** Problem **
Which lines of the data below hold "sussex"? Copy each of them.

** Data extracts **
|---|

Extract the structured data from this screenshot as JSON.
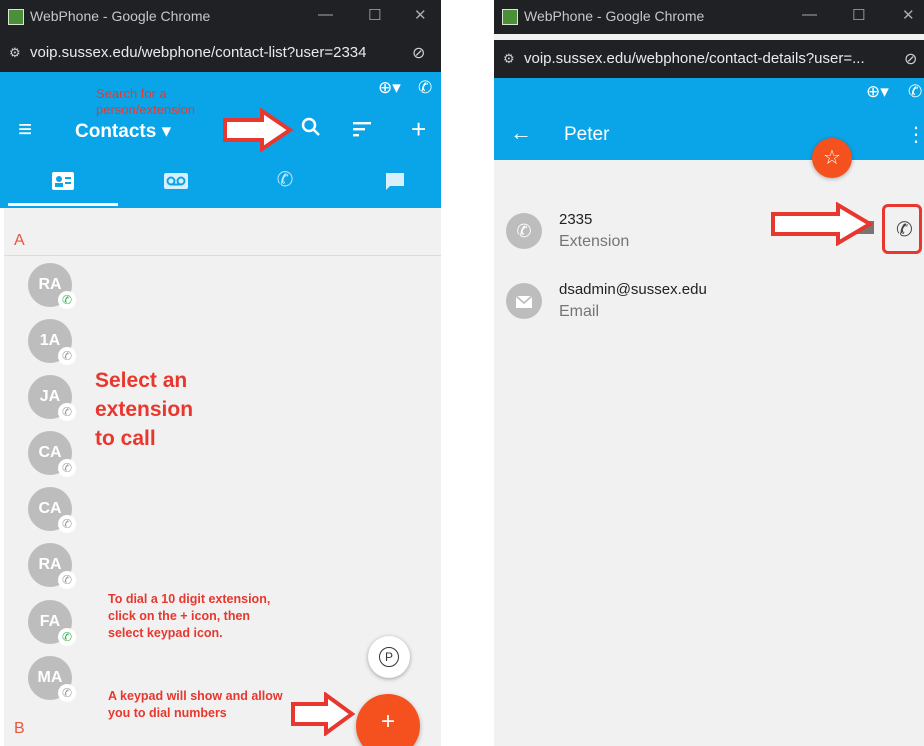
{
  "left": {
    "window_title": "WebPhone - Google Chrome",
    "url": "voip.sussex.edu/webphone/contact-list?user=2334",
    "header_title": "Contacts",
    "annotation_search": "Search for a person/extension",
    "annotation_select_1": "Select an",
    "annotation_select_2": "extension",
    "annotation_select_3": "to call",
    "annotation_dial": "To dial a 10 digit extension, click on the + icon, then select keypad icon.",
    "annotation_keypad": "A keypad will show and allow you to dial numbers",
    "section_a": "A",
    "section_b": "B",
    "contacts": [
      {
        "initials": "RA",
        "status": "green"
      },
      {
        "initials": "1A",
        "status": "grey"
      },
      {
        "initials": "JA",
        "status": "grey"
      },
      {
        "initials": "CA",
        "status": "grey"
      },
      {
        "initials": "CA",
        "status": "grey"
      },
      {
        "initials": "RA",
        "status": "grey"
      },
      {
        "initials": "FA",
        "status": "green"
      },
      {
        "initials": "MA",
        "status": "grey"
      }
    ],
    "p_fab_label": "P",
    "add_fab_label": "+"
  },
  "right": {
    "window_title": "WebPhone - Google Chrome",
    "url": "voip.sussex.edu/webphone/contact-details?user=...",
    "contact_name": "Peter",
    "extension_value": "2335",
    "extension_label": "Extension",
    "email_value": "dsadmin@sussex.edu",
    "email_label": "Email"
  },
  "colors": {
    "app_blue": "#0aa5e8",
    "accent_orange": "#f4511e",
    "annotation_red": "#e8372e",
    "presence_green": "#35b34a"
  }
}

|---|

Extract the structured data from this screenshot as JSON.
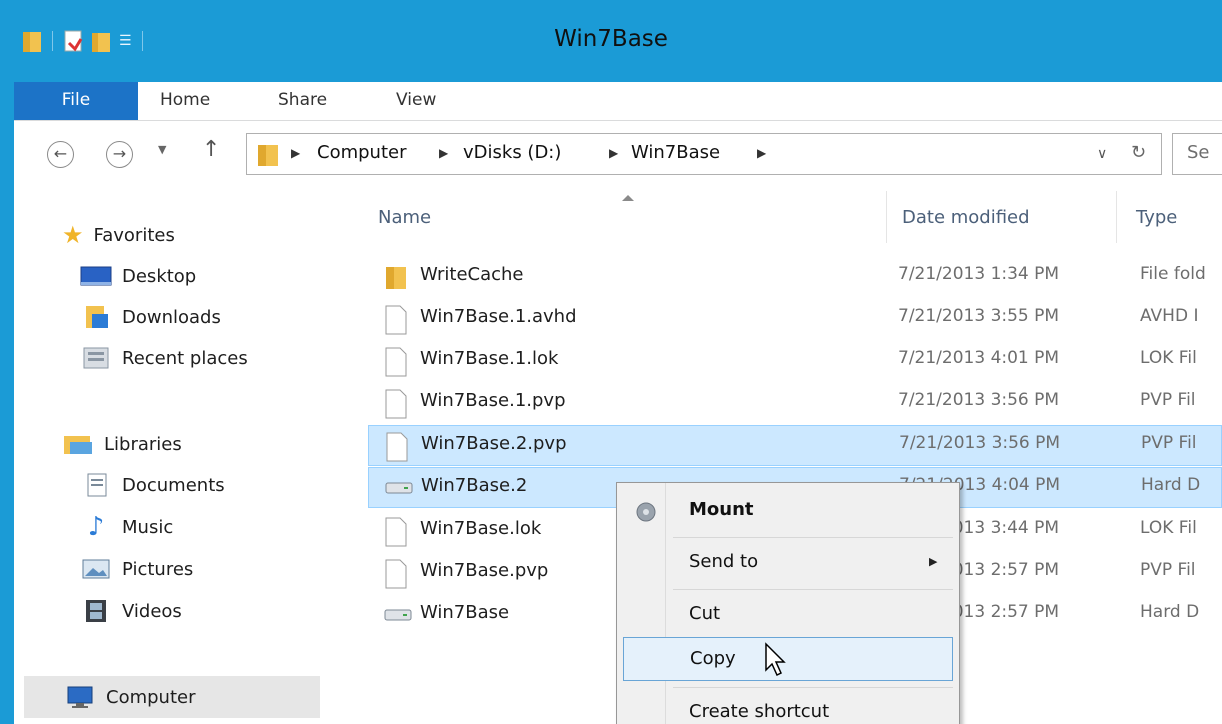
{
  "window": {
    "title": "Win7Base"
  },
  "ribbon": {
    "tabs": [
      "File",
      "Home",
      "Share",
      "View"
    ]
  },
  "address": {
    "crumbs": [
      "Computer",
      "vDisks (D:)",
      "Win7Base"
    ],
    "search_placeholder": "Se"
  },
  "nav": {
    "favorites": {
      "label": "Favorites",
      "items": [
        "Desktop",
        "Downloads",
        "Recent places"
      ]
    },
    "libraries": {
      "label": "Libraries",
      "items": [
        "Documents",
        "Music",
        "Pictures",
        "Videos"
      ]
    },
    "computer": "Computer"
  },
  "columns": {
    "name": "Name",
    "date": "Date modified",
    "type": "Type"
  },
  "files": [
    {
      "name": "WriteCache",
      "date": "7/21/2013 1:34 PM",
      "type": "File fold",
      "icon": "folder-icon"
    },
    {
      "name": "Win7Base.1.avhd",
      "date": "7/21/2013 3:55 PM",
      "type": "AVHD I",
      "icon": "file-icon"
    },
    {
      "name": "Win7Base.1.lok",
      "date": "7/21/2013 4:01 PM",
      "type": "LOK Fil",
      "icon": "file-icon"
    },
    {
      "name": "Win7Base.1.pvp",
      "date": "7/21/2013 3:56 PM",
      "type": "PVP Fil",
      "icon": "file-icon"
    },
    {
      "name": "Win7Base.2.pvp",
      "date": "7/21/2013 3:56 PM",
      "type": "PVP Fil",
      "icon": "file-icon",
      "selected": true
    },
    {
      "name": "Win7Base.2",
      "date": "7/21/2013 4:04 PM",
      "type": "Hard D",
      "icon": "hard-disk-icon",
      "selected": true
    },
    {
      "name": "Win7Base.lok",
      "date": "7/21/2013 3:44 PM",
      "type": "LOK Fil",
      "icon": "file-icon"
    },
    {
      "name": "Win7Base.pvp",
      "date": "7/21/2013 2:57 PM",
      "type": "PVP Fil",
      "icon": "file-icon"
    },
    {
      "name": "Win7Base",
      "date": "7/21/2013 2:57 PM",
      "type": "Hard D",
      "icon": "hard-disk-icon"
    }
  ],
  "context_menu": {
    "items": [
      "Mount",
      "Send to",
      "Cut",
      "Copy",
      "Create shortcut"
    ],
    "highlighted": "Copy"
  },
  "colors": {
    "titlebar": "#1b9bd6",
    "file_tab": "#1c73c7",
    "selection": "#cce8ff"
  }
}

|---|

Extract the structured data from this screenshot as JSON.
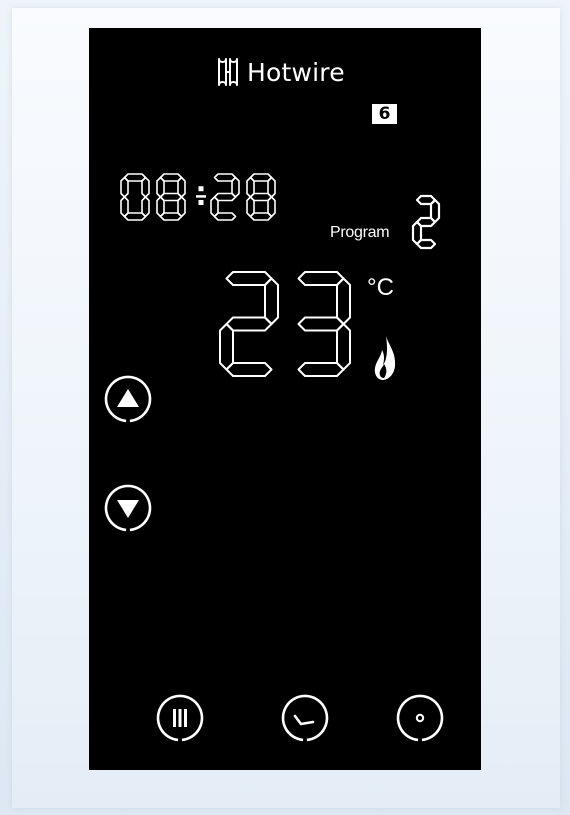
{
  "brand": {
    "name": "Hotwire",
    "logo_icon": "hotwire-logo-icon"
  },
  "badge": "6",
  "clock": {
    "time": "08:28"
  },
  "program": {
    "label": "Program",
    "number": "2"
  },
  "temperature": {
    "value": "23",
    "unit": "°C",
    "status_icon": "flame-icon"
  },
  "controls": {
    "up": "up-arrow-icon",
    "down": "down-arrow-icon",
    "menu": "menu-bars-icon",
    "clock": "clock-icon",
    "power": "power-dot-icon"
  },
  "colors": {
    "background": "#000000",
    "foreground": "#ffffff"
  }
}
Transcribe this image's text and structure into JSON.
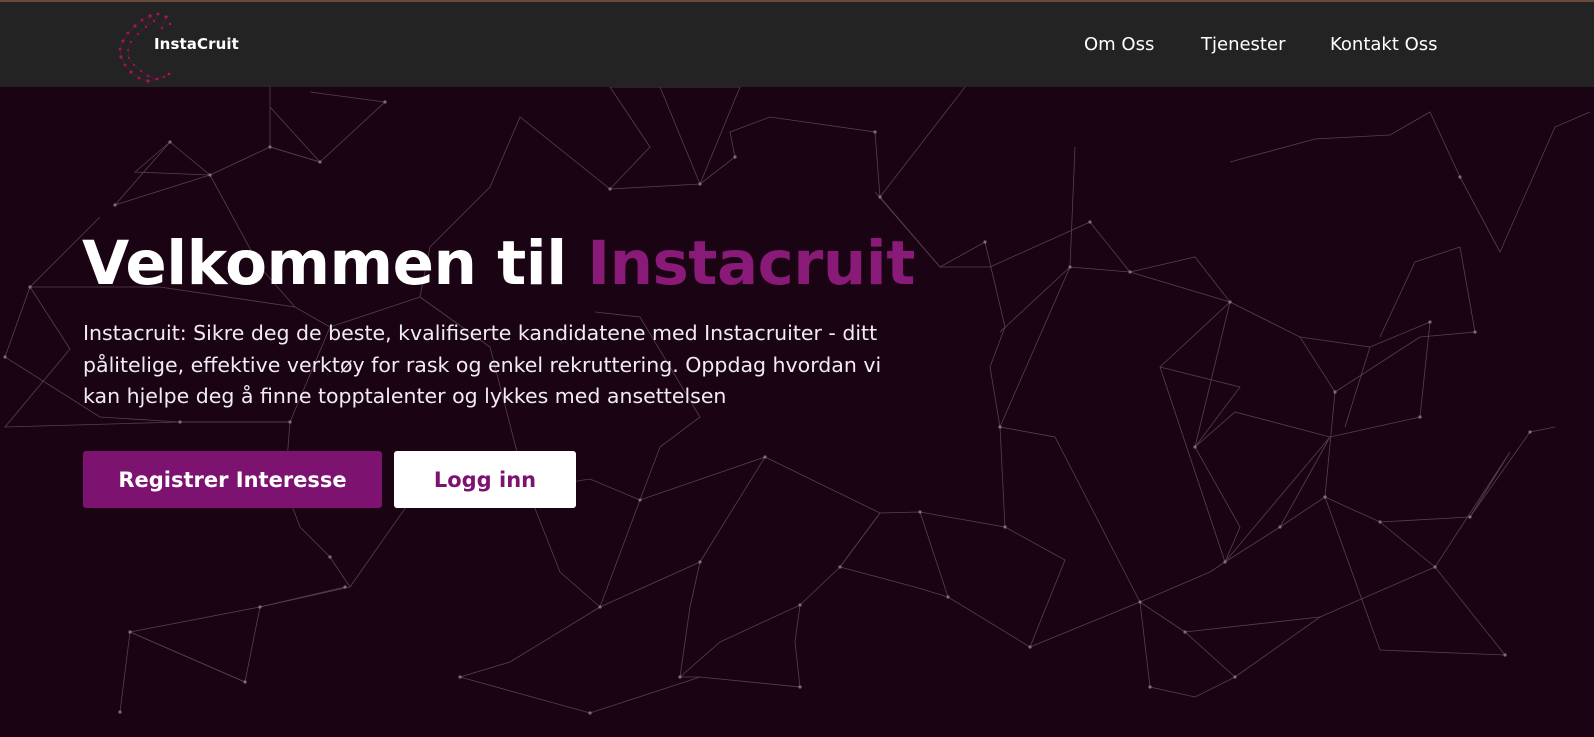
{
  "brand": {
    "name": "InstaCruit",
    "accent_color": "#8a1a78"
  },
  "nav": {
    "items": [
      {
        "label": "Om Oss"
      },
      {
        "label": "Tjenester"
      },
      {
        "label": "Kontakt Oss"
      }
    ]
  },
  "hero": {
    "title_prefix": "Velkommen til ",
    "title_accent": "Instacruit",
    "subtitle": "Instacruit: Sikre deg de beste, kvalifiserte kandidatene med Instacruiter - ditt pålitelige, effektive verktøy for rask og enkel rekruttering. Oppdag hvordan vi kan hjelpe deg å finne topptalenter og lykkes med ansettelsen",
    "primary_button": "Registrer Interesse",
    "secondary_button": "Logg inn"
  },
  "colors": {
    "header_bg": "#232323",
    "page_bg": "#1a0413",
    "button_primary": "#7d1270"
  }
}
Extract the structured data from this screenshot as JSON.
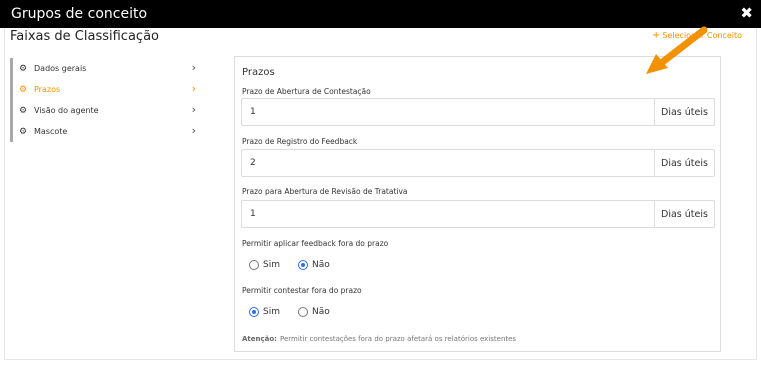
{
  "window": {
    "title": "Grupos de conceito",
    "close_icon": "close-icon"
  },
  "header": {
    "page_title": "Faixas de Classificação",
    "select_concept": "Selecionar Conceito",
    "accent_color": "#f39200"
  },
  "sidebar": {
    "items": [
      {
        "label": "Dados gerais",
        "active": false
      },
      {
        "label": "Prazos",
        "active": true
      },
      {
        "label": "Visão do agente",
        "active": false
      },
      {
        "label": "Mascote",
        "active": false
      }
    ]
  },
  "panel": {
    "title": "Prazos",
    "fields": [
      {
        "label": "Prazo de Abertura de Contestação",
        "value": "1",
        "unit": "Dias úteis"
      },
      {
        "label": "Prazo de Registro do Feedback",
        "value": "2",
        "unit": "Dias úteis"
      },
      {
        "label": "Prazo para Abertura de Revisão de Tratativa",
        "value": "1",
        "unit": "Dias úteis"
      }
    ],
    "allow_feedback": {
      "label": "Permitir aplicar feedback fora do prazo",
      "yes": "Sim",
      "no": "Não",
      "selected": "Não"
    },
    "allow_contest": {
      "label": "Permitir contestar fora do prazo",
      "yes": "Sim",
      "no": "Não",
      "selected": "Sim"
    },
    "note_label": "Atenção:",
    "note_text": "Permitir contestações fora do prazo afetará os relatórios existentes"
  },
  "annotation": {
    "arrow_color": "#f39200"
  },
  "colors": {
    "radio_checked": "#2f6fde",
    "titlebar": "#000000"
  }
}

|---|

** Task response **
    "url": "voip.sussex.edu/webphone/contact-list?user=2334",
    "url": "voip.sussex.edu/webphone/contact-details?user=...",
    "email_value": "dsadmin@sussex.edu",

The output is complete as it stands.